Students will meet once a week for an interactive seminar that will examine the practical side of the workplace. Led by a former Congressional Chief of Staff and senior advisor at the Department of Labor, this course will explore current policy issues affecting professionals working in your field. High level guest speakers will cover pressing issues such as national security, Supreme Court cases and pending federal legislation. Students have priority access to professional development trainings that are designed to give you the tools to succeed in today’s workplace. Students also participate in one service project that addresses a pressing issue in order to see firsthand the needs of an urban community and to discuss the policy implications and possible solutions. The seminar is a graded course that incorporates required readings, written assignments, tests/quizzes, and group projects. All students are eligible to enroll in this optional course; enrollment is not required to participate in the Institute or an internship.
Internship Seminar – Politics and the Press
ECON 496 (3 credits)
Meets 1 time a week for 2 hours; includes internship hours. Students will meet once a week for an interactive seminar that will examine the media’s relationship to politics in the nation’s capital. Led by the founding White House correspondent for USA Today, this course will analyze current legal and ethical issues facing journalists and the people they report on. Students will discuss coverage of election campaigns and government institutions, primarily the presidency and Congress. Students have priority access to professional development trainings that are designed to give you the tools to succeed in today’s workplace. Students also participate in one service project that addresses a pressing issue in order to see firsthand the needs of an urban community and to discuss the policy implications. The seminar is a graded course that incorporates required readings, written assignments, tests/quizzes, and group projects. All students are eligible to enroll in this optional course; enrollment is not required to participate in the Institute or an internship.

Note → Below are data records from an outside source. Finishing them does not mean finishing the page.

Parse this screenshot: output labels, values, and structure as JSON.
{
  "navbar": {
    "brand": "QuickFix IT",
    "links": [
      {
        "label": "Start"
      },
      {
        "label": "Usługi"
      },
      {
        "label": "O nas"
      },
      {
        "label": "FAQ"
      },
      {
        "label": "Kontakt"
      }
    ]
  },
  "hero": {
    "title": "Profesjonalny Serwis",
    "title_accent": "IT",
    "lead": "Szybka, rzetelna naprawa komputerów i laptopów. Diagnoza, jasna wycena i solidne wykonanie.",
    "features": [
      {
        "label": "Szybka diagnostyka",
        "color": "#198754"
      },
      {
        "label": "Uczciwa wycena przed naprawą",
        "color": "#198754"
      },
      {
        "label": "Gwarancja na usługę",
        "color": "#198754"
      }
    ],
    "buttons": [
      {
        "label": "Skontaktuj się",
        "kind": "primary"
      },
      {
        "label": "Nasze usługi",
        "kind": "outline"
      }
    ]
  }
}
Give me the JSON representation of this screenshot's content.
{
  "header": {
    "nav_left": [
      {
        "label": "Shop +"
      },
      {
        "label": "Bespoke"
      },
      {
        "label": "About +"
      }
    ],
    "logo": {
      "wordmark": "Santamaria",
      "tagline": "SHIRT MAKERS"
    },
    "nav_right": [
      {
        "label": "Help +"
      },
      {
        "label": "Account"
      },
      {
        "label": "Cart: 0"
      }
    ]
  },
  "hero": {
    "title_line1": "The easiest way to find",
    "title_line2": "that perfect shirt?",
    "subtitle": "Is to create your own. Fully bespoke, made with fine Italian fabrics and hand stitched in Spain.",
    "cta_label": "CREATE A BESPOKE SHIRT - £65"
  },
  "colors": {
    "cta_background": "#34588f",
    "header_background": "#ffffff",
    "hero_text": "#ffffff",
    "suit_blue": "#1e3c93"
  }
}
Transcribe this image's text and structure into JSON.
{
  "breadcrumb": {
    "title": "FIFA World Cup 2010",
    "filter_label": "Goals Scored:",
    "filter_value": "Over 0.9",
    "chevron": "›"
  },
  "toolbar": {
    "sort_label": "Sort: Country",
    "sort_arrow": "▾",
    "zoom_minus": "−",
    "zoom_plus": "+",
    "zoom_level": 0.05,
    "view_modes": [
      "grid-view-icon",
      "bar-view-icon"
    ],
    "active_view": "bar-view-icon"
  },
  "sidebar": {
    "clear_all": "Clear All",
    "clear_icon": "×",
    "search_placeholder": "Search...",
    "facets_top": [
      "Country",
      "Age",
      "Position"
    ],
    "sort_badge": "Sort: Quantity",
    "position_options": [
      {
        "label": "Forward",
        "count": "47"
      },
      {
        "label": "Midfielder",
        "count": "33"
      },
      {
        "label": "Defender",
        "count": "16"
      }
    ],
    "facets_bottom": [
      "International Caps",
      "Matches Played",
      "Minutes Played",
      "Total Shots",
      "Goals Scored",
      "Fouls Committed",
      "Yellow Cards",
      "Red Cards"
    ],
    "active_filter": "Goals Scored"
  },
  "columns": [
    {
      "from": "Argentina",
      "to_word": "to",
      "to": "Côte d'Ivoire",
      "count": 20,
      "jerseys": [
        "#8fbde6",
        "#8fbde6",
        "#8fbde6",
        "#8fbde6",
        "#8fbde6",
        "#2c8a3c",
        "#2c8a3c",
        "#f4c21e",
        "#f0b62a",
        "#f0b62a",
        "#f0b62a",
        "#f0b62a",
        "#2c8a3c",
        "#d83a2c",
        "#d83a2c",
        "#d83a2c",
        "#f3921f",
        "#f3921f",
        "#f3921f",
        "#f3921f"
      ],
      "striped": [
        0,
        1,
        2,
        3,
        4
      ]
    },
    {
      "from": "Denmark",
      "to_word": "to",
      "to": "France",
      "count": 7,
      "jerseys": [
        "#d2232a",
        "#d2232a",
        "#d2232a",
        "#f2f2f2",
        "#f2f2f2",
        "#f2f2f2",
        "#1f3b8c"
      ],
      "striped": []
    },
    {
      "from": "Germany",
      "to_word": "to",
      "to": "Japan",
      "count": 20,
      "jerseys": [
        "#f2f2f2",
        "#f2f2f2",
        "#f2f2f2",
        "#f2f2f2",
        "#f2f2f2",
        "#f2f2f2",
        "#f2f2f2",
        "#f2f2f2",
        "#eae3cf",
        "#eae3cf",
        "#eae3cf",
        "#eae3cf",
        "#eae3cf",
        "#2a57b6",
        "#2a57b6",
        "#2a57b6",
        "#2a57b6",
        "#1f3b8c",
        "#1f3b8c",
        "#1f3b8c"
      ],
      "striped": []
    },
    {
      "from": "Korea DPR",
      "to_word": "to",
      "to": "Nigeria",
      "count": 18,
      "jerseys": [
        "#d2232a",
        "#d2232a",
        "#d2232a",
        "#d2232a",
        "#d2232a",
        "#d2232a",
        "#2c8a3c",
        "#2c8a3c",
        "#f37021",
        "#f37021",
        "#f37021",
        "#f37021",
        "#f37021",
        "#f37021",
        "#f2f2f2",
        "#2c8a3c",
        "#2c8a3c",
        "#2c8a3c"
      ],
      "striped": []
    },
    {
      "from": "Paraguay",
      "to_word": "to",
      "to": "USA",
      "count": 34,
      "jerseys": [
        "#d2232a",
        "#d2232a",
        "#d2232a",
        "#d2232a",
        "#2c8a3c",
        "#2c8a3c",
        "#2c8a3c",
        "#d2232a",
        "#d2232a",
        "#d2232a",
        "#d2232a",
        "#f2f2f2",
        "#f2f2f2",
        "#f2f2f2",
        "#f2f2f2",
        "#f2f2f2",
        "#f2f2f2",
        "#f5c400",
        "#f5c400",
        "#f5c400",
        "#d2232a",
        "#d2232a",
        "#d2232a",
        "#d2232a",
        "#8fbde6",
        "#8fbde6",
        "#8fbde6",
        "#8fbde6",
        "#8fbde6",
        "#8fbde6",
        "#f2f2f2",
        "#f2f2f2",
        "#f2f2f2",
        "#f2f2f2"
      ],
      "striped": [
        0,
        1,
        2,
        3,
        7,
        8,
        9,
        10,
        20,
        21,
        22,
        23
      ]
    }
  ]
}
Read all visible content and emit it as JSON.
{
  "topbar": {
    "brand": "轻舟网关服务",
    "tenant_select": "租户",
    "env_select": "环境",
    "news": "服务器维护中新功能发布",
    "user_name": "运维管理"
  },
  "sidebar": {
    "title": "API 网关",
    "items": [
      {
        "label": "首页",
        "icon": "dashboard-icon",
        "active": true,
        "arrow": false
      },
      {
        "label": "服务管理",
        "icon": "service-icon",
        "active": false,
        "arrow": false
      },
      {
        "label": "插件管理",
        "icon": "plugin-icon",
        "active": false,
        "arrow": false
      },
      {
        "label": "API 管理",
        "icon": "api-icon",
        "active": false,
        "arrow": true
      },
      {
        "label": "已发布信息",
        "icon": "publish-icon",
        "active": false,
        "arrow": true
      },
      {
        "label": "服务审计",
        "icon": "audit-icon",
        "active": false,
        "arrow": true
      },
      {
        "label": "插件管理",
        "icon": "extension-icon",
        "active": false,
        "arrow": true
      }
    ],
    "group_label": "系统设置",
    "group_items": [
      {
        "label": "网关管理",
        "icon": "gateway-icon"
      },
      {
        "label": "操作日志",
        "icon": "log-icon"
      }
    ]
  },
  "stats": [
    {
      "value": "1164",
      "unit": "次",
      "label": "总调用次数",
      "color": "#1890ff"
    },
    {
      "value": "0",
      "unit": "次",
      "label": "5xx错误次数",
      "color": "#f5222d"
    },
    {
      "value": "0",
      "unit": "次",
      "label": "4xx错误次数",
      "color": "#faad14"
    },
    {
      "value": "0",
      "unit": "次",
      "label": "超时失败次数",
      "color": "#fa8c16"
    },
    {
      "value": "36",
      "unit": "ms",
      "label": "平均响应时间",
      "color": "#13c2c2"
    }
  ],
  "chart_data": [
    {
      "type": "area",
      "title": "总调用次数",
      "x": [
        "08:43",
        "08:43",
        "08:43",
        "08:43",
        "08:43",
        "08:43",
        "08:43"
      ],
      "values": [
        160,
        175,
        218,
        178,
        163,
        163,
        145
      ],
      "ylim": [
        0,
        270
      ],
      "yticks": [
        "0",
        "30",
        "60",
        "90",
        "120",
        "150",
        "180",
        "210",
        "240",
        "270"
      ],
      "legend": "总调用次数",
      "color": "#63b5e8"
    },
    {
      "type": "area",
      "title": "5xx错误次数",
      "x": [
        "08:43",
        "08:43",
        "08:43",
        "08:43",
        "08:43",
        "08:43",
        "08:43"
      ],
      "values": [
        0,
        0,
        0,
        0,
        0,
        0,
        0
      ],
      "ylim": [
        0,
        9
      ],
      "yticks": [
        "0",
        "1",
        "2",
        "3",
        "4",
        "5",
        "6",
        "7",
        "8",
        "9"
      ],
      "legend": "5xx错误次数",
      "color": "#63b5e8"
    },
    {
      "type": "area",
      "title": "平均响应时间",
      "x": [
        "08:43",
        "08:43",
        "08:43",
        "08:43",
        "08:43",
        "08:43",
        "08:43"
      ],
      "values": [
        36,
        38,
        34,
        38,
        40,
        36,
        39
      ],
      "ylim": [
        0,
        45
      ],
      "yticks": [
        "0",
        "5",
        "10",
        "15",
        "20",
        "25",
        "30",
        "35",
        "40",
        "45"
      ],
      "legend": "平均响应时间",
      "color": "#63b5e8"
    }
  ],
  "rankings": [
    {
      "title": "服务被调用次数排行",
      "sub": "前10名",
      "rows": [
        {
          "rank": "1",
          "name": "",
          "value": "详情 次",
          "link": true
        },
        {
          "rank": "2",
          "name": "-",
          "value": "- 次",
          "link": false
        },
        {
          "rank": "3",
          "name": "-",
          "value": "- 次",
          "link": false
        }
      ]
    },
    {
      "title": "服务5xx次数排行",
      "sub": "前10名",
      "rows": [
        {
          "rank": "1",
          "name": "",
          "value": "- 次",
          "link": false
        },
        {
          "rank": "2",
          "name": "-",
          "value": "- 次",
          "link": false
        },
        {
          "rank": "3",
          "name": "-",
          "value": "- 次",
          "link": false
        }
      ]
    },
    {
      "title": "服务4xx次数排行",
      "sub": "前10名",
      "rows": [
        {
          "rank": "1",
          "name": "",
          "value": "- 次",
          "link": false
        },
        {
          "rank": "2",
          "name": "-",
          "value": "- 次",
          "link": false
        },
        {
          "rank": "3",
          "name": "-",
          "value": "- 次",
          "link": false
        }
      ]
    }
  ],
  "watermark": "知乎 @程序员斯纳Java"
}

Another main element of the fellowship is a weekly issues seminar organized with the assistance of the sponsoring companies, firms and associations. Expert speakers lead discussions of current public policy issues in Washington and the methods the high technology industry uses for effective advocacy.
|Tisdale Fellows attend the 2008 Lecture on diversity and ethics at Dell's Washington, D.C. office.
Past topics include:
- Global electronic commerce
- Protection of privacy
- Digital intellectual property protection
- Biotechnology issues
- Educational technology policy
- Health Information Technology
- Dell Thurmond Woodard lecture on diversity and ethics
The seminars give Fellows an opportunity to reflect on the appropriate role industry advocacy can have on public policy making at the Federal level. Conducted over lunch, the seminars also provide a weekly venue for fellows to meet and compare notes on their experiences. Fellows also are encouraged, through a variety of events and discussions, to reflect on how growing high technology affects society, culture and the global economy. The goal of the Fellowship is to create a supportive and collegial environment in which a new class of public policy professionals will be mentored to help ensure that the high-tech industry continues to have highly capable and well-trained individuals in both policy advocacy and senior management positions.
“The Tisdale lunches helped me dive deeper into issues I've only read about and exposure to former alumni and my mentor help to see even more areas and careers in tech policy. I more comprehensively understand the climate of Washington because of this fellowship.”
Elaine Sedenberg ’10, University of Texas at Austin
Technology CEO Council Intern
The Mentor Program is an optional part of the Fellowship designed to give Tisdale Fellows a personal contact before and throughout the summer. Mentors are prepared to offer general information on what it's like to live and work in the nation's capital, particularly in the areas of tech and policy. Mentors are often alumni of the Tisdale Fellowship who live and work in the D.C. area.